[Component data from apps and pages]:

BEGIN

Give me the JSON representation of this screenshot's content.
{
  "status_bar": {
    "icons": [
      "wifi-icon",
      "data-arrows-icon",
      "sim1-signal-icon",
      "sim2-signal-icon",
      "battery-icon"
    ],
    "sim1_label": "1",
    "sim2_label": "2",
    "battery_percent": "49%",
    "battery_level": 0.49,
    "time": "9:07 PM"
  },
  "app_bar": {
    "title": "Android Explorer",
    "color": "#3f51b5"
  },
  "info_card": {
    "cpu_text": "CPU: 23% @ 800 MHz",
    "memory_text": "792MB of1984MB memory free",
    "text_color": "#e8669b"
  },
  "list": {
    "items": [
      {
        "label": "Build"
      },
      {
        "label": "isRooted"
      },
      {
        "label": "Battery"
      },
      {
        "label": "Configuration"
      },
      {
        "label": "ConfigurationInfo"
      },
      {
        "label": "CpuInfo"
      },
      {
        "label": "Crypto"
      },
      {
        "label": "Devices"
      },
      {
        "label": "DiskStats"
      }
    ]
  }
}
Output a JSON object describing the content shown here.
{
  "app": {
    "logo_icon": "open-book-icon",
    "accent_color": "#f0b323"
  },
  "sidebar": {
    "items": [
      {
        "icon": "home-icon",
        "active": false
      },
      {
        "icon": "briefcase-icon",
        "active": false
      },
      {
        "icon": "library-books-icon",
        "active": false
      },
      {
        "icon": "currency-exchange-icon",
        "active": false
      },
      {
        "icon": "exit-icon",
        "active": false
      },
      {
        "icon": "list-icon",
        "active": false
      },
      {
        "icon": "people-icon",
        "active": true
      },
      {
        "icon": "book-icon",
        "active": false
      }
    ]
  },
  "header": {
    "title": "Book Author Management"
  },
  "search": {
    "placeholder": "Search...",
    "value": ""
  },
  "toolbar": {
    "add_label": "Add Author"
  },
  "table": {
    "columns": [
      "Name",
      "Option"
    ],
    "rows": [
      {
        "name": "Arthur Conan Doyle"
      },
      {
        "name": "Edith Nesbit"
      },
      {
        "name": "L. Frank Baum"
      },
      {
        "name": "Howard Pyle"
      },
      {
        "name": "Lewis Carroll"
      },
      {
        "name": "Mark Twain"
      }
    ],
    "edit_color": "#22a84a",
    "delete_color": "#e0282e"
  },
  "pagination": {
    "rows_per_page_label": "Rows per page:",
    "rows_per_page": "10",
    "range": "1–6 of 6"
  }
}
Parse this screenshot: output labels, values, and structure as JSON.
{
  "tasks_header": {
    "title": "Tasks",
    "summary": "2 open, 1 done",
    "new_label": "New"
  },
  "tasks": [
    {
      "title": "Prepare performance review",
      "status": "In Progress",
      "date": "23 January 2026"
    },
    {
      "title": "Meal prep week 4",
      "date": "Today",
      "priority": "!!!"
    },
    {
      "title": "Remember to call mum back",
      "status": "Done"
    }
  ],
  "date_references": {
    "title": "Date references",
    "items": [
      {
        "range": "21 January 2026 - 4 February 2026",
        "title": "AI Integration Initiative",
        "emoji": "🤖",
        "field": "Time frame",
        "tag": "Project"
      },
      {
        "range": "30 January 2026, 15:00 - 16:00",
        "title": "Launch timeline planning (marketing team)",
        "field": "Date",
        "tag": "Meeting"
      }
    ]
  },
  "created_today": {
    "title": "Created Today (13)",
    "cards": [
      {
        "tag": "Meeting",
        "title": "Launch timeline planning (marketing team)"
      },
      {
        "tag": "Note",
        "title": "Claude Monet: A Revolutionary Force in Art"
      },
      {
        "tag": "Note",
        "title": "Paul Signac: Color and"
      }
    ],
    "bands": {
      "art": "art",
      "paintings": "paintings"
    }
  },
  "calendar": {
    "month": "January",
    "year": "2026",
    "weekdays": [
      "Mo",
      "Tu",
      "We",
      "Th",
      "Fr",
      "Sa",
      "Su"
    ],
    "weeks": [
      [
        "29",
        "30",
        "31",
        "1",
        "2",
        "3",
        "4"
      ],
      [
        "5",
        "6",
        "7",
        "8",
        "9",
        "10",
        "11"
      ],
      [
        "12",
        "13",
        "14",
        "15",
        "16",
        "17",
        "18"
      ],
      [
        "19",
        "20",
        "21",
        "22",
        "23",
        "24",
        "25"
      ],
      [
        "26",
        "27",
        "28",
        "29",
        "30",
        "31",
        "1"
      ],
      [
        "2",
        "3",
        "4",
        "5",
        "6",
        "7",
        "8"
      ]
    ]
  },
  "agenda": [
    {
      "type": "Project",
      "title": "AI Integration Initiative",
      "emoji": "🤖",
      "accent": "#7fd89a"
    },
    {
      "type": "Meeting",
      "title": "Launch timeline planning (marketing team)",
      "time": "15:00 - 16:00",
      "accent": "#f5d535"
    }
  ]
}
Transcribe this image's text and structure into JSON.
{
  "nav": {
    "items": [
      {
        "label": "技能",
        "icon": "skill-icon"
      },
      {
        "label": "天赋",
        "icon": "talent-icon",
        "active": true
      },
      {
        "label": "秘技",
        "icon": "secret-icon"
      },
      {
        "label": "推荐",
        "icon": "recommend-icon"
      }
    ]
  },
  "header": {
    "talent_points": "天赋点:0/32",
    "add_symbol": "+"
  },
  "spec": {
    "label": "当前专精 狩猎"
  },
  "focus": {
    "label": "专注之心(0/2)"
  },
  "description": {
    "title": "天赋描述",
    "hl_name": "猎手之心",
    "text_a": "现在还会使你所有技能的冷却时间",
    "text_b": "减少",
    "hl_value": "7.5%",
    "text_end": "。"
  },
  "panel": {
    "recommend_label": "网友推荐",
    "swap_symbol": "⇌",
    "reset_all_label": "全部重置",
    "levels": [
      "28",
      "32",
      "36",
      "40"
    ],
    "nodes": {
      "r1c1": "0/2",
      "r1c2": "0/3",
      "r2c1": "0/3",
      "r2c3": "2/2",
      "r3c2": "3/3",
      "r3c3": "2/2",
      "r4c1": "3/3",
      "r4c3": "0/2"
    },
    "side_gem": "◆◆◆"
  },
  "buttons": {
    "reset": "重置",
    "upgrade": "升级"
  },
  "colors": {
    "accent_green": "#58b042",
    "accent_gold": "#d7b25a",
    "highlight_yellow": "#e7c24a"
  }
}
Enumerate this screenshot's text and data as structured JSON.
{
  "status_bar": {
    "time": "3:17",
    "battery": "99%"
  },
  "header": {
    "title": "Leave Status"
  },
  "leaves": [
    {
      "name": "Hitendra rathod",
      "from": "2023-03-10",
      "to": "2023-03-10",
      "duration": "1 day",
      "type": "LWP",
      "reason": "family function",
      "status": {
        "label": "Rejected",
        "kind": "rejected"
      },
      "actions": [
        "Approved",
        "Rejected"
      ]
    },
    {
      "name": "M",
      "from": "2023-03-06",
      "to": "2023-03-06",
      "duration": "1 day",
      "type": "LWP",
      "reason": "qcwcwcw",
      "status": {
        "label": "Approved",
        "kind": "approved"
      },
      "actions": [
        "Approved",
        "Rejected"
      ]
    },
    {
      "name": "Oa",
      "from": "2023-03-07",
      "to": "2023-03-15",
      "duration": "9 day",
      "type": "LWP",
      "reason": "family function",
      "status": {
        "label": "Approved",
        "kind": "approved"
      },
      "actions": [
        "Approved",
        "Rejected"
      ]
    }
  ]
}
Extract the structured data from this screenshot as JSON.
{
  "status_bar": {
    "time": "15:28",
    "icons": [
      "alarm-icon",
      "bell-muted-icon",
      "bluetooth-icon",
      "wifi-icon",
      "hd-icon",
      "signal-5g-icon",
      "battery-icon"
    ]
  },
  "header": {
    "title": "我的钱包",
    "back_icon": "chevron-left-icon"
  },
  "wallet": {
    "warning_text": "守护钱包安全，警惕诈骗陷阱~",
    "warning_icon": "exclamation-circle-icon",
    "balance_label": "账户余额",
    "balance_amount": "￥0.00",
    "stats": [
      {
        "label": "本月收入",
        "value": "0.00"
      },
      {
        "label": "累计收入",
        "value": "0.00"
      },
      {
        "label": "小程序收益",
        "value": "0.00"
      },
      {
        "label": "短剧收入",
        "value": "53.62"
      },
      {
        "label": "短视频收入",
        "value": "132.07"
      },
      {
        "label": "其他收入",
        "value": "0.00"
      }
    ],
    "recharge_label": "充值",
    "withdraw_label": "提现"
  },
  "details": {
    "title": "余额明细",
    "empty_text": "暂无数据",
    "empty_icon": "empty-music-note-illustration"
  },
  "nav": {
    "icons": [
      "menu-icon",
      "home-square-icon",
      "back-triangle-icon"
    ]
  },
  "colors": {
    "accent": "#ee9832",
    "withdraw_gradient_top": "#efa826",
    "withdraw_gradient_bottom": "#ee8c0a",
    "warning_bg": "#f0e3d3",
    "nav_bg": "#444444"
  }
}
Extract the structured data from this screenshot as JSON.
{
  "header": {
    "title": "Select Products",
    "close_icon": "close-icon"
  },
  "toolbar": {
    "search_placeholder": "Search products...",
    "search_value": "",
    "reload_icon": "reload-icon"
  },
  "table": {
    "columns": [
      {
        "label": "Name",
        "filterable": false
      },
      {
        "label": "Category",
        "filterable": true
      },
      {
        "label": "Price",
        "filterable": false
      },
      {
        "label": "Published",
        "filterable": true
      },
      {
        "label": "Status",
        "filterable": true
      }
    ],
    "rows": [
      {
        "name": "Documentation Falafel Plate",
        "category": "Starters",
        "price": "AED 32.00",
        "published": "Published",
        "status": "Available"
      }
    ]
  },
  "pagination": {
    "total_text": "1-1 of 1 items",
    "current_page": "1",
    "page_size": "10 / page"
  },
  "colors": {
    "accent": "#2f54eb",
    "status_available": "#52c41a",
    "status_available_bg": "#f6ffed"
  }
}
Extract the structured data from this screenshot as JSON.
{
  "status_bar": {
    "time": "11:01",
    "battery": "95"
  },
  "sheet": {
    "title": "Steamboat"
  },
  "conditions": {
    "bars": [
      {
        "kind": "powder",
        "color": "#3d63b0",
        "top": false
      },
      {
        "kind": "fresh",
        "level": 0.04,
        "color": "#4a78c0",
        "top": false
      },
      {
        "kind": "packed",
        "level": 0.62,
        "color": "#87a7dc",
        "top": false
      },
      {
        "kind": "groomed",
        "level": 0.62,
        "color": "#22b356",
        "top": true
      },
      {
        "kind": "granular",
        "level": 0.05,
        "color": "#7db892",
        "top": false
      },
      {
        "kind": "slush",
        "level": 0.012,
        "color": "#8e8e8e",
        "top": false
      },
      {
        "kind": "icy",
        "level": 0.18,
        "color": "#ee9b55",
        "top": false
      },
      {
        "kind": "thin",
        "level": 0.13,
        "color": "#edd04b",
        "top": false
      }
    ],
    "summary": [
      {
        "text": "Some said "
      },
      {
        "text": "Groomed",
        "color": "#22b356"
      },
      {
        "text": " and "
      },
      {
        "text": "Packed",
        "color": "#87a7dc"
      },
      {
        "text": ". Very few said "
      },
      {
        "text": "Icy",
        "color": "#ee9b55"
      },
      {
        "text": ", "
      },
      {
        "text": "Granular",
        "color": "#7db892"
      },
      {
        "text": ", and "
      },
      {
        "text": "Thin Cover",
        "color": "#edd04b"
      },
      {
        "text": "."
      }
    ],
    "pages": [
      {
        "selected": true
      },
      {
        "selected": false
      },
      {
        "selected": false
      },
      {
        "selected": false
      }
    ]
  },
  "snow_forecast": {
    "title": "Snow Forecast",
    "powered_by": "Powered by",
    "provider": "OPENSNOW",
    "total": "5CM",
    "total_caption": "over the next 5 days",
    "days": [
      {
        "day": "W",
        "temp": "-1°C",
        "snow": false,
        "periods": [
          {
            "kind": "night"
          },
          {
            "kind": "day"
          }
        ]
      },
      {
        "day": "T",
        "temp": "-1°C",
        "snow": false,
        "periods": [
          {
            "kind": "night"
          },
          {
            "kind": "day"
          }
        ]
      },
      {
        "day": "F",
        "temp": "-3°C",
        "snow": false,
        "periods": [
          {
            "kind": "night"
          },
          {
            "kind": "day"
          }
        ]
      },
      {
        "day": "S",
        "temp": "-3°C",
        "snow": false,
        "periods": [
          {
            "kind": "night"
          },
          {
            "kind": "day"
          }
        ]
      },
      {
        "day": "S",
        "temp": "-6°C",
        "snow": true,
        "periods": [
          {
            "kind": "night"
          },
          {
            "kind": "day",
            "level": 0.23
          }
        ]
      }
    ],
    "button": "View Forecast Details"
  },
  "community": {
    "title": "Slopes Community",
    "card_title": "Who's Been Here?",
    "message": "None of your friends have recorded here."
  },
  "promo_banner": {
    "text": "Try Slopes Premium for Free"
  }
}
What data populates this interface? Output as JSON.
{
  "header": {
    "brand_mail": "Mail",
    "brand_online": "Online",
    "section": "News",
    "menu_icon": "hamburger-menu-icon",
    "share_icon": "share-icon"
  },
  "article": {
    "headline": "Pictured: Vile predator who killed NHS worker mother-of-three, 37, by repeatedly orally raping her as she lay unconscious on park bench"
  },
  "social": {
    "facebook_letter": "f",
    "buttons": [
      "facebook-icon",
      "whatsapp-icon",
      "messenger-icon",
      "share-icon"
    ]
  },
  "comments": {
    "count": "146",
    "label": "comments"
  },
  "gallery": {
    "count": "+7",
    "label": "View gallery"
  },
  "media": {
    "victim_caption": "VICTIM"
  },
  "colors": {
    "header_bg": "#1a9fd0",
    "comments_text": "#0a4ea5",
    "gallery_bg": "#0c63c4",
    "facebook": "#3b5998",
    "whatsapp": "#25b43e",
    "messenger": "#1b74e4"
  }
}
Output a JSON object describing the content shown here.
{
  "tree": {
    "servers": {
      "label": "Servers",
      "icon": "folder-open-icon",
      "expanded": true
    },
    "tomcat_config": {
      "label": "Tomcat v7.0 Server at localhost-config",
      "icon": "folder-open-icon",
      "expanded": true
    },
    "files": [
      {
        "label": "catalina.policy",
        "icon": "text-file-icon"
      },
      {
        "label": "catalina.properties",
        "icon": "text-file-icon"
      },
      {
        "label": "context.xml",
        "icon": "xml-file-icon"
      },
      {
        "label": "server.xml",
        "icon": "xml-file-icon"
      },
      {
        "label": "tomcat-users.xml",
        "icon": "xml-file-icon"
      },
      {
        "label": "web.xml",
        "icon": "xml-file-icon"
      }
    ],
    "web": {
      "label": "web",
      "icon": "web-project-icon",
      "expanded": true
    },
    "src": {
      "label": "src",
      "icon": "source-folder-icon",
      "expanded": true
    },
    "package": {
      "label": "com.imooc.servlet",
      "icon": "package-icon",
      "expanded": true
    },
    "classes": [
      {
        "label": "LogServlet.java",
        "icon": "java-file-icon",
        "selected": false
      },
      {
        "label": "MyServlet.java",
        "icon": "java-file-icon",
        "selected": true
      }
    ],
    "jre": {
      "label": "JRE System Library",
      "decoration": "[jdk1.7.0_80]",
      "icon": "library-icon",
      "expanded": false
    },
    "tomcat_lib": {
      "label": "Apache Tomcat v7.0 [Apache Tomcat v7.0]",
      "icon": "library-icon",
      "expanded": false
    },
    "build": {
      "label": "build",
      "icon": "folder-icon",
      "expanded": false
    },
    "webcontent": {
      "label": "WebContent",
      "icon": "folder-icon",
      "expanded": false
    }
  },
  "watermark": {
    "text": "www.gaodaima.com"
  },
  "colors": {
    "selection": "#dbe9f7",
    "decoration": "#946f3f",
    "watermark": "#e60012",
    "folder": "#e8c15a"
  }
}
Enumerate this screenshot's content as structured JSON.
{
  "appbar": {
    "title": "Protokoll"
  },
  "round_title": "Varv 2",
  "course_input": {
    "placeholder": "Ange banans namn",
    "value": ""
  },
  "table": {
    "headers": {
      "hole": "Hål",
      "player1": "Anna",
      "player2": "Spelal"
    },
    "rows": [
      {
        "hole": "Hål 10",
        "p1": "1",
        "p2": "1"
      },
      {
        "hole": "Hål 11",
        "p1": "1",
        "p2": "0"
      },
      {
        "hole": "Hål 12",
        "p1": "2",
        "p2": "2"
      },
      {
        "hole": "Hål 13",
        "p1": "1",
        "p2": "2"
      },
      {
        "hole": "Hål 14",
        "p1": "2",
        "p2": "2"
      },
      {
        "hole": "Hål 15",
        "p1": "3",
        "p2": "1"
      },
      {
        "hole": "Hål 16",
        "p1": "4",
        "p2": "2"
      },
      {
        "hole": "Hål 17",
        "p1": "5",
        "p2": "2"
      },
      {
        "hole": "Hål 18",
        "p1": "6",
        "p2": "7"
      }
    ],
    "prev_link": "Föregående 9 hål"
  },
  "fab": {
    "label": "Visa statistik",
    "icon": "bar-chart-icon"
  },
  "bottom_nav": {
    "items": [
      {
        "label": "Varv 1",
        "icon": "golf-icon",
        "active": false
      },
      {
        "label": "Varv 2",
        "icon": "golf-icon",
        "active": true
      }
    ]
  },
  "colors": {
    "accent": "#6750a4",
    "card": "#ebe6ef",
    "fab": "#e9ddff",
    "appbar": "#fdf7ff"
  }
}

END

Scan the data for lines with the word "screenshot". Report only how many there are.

7